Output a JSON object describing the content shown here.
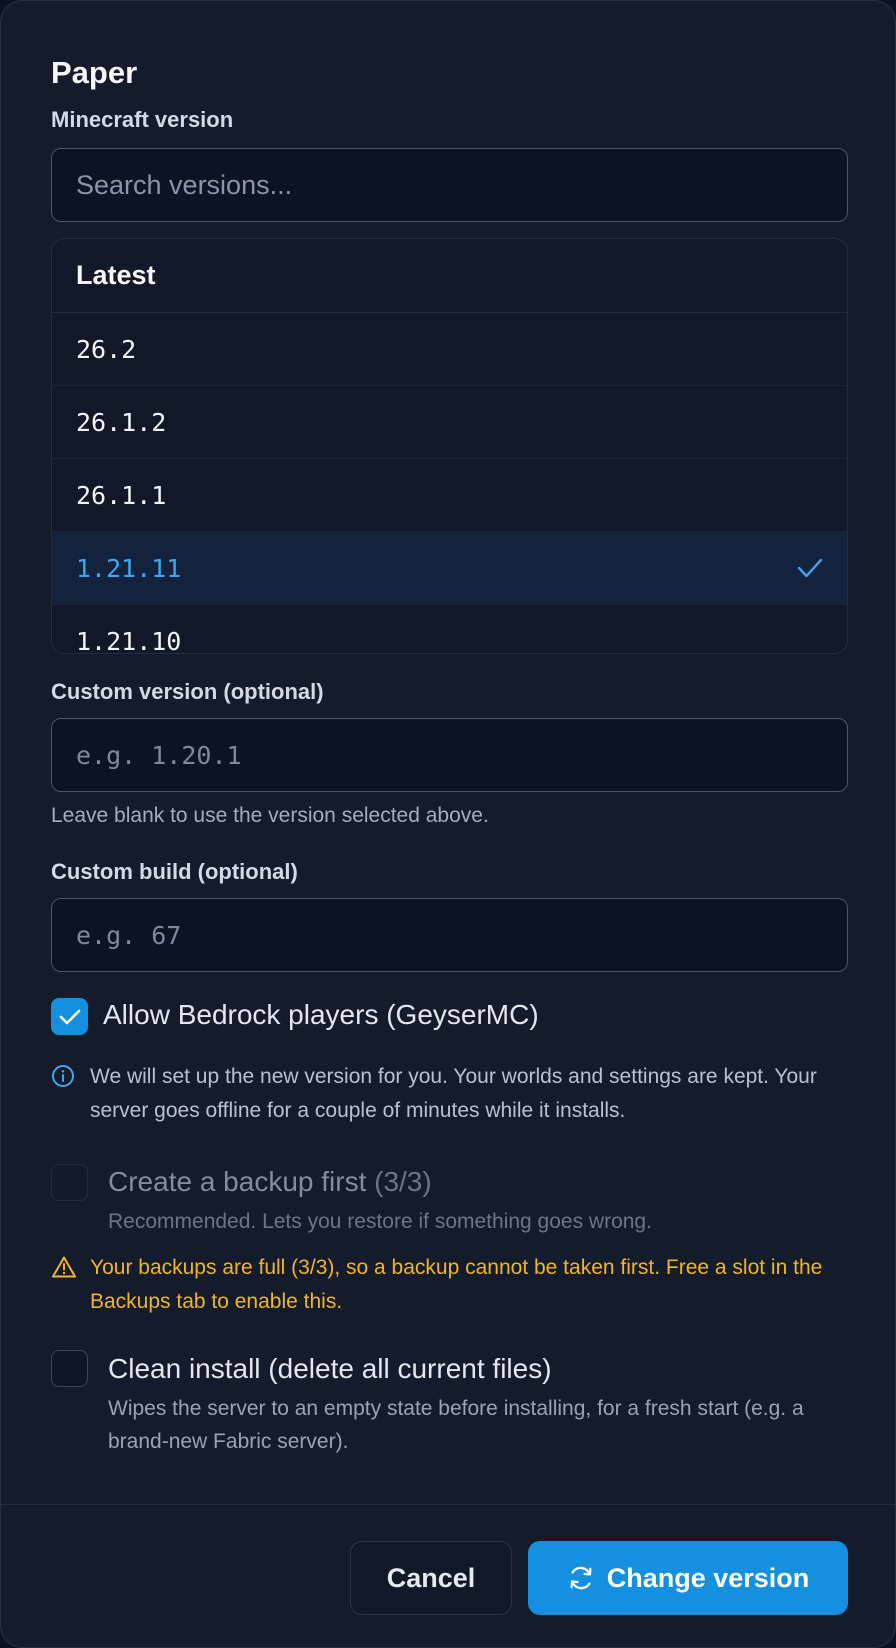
{
  "title": "Paper",
  "version_section": {
    "label": "Minecraft version",
    "search_placeholder": "Search versions...",
    "list_header": "Latest",
    "versions": [
      "26.2",
      "26.1.2",
      "26.1.1",
      "1.21.11",
      "1.21.10"
    ],
    "selected_version": "1.21.11"
  },
  "custom_version": {
    "label": "Custom version (optional)",
    "placeholder": "e.g. 1.20.1",
    "help": "Leave blank to use the version selected above."
  },
  "custom_build": {
    "label": "Custom build (optional)",
    "placeholder": "e.g. 67"
  },
  "bedrock": {
    "label": "Allow Bedrock players (GeyserMC)",
    "checked": true
  },
  "info_notice": "We will set up the new version for you. Your worlds and settings are kept. Your server goes offline for a couple of minutes while it installs.",
  "backup": {
    "label": "Create a backup first",
    "count": "(3/3)",
    "description": "Recommended. Lets you restore if something goes wrong.",
    "checked": false,
    "disabled": true
  },
  "warning_notice": "Your backups are full (3/3), so a backup cannot be taken first. Free a slot in the Backups tab to enable this.",
  "clean_install": {
    "label": "Clean install (delete all current files)",
    "description": "Wipes the server to an empty state before installing, for a fresh start (e.g. a brand-new Fabric server).",
    "checked": false
  },
  "footer": {
    "cancel_label": "Cancel",
    "submit_label": "Change version"
  },
  "colors": {
    "accent": "#1590e0",
    "selected_text": "#3fa6f0",
    "warning": "#f0b429"
  }
}
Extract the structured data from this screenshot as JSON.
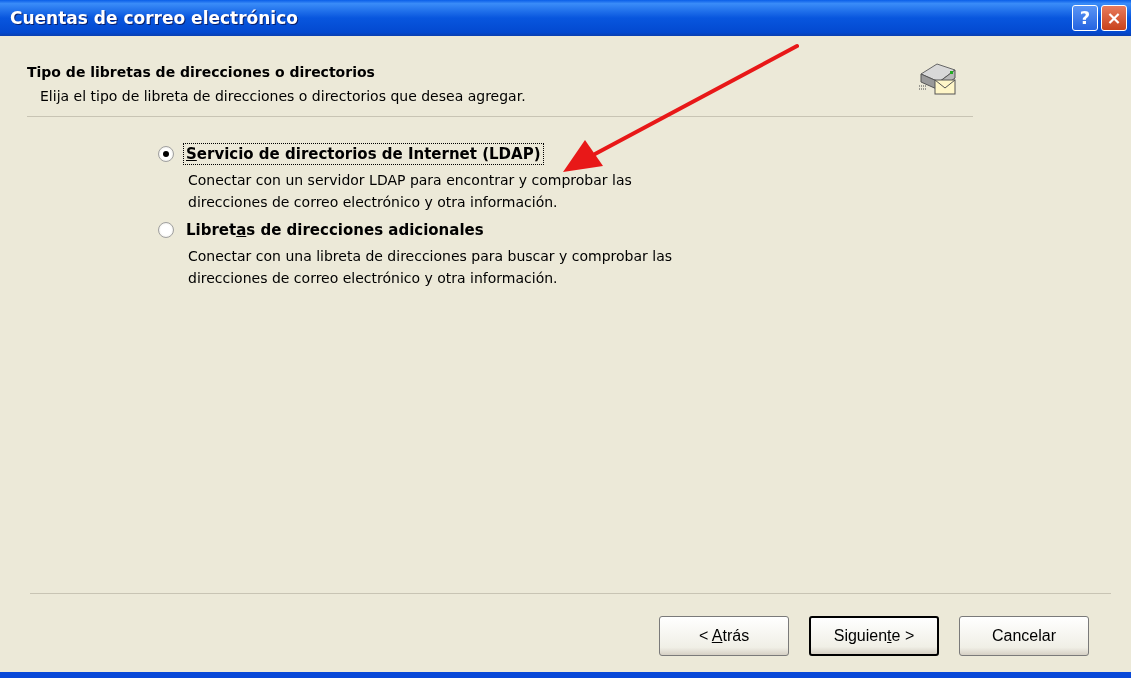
{
  "window": {
    "title": "Cuentas de correo electrónico",
    "controls": [
      {
        "kind": "help",
        "label": "?"
      },
      {
        "kind": "close",
        "label": "×"
      }
    ]
  },
  "header": {
    "title": "Tipo de libretas de direcciones o directorios",
    "subtitle": "Elija el tipo de libreta de direcciones o directorios que desea agregar."
  },
  "options": [
    {
      "label": {
        "key": "S",
        "after": "ervicio de directorios de Internet (LDAP)"
      },
      "selected": true,
      "focused": true,
      "description": "Conectar con un servidor LDAP para encontrar y comprobar las direcciones de correo electrónico y otra información."
    },
    {
      "label": {
        "before": "Libret",
        "key": "a",
        "after": "s de direcciones adicionales"
      },
      "selected": false,
      "focused": false,
      "description": "Conectar con una libreta de direcciones para buscar y comprobar las direcciones de correo electrónico y otra información."
    }
  ],
  "buttons": [
    {
      "label": {
        "before": "< ",
        "key": "A",
        "after": "trás"
      },
      "default": false
    },
    {
      "label": {
        "before": "Siguien",
        "key": "t",
        "after": "e >"
      },
      "default": true
    },
    {
      "label": {
        "before": "Cancelar"
      },
      "default": false
    }
  ]
}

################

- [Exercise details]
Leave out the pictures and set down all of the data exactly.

- [Task output]
Output a JSON object describing the content shown here.
{
  "title": "Paper",
  "version_section": {
    "label": "Minecraft version",
    "search_placeholder": "Search versions...",
    "list_header": "Latest",
    "versions": [
      "26.2",
      "26.1.2",
      "26.1.1",
      "1.21.11",
      "1.21.10"
    ],
    "selected_version": "1.21.11"
  },
  "custom_version": {
    "label": "Custom version (optional)",
    "placeholder": "e.g. 1.20.1",
    "help": "Leave blank to use the version selected above."
  },
  "custom_build": {
    "label": "Custom build (optional)",
    "placeholder": "e.g. 67"
  },
  "bedrock": {
    "label": "Allow Bedrock players (GeyserMC)",
    "checked": true
  },
  "info_notice": "We will set up the new version for you. Your worlds and settings are kept. Your server goes offline for a couple of minutes while it installs.",
  "backup": {
    "label": "Create a backup first",
    "count": "(3/3)",
    "description": "Recommended. Lets you restore if something goes wrong.",
    "checked": false,
    "disabled": true
  },
  "warning_notice": "Your backups are full (3/3), so a backup cannot be taken first. Free a slot in the Backups tab to enable this.",
  "clean_install": {
    "label": "Clean install (delete all current files)",
    "description": "Wipes the server to an empty state before installing, for a fresh start (e.g. a brand-new Fabric server).",
    "checked": false
  },
  "footer": {
    "cancel_label": "Cancel",
    "submit_label": "Change version"
  },
  "colors": {
    "accent": "#1590e0",
    "selected_text": "#3fa6f0",
    "warning": "#f0b429"
  }
}
Extract the structured data from this screenshot as JSON.
{
  "window": {
    "title": "Cuentas de correo electrónico",
    "controls": [
      {
        "kind": "help",
        "label": "?"
      },
      {
        "kind": "close",
        "label": "×"
      }
    ]
  },
  "header": {
    "title": "Tipo de libretas de direcciones o directorios",
    "subtitle": "Elija el tipo de libreta de direcciones o directorios que desea agregar."
  },
  "options": [
    {
      "label": {
        "key": "S",
        "after": "ervicio de directorios de Internet (LDAP)"
      },
      "selected": true,
      "focused": true,
      "description": "Conectar con un servidor LDAP para encontrar y comprobar las direcciones de correo electrónico y otra información."
    },
    {
      "label": {
        "before": "Libret",
        "key": "a",
        "after": "s de direcciones adicionales"
      },
      "selected": false,
      "focused": false,
      "description": "Conectar con una libreta de direcciones para buscar y comprobar las direcciones de correo electrónico y otra información."
    }
  ],
  "buttons": [
    {
      "label": {
        "before": "< ",
        "key": "A",
        "after": "trás"
      },
      "default": false
    },
    {
      "label": {
        "before": "Siguien",
        "key": "t",
        "after": "e >"
      },
      "default": true
    },
    {
      "label": {
        "before": "Cancelar"
      },
      "default": false
    }
  ]
}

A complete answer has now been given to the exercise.